The regulator said that many customers are responding to suppliers’ poor service by switching to a different supplier with staggering statistics showing almost one and two customers having already switched or are planning to do so as a result of customer service experience.
But why does the journey to a great customer service strategy seem so mysterious when energy companies are involved?
Working 9-5pm, ‘the computer says no’ mentality, no longer has a place in today’s 24/7/365 fast paced world, where customers expect constant support. Maybe the energy companies can learn something from the water service industry, whom we have helped to address the key issues we believe to be offering a consistent customer service across all customer contact channels.
So what considerations do we think need to be made when energy companies revise their customer service delivery strategy?
1. The technology in place to support contact centre staff:
- Will customers calling out-of-hours receive a poorer quality of customer service and is their another channel by which they could answer their queries?
- Are all contact centre staff are up-to-date with the latest information and how is this maintained through technology?
- When staff shifts change, does it affect the transferal of knowledge – how is this communicated?
2. Out of office customer enquiries:
- Should phone lines only be open 8 hours per day – are customers able to self-serve answers to their questions quickly and easily through the website or other channels?
- Do the majority of customers need support during work hours or do they frequently require assistance out of office hours?
3. The most effective/popular/convenient contact channels for customers:
- The contact centre is only one contact channel available for customers – dependent on the nature of the enquiry, would it benefit the company and customers to handle enquiries across other channels like the web, mobile, e-mail and social platforms?
4. Customer feedback and complaints?
- Quickly and efficiently responding across contact channels to customer queries is key – is there a mechanism in place to monitor customer feedback to improve the quality of products and services and level of response in the future?

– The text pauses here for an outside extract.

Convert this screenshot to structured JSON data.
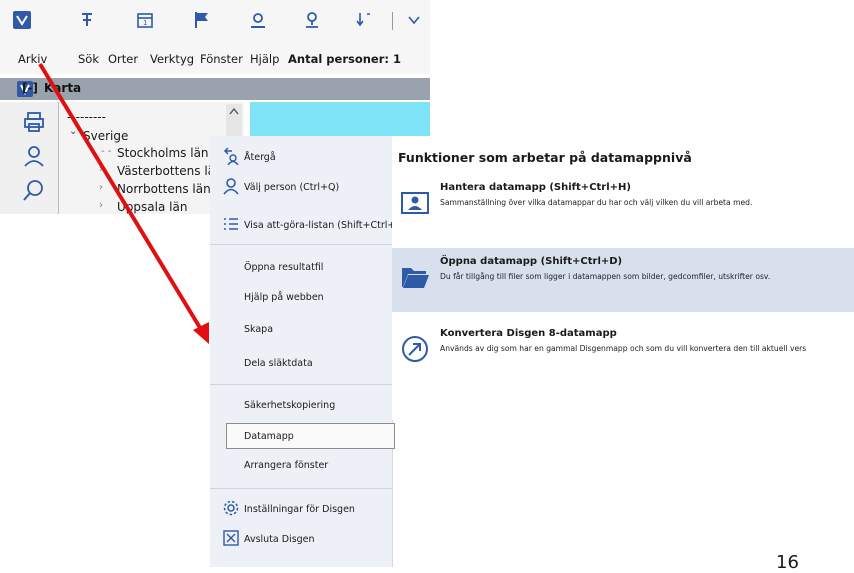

Delivering a high quality round-the-clock customer service isn’t easy, but the rewards can be substantial. However without the right technology in place to support customer service delivery, organisations will continue to fail, to meet or exceed their customer’s expectations.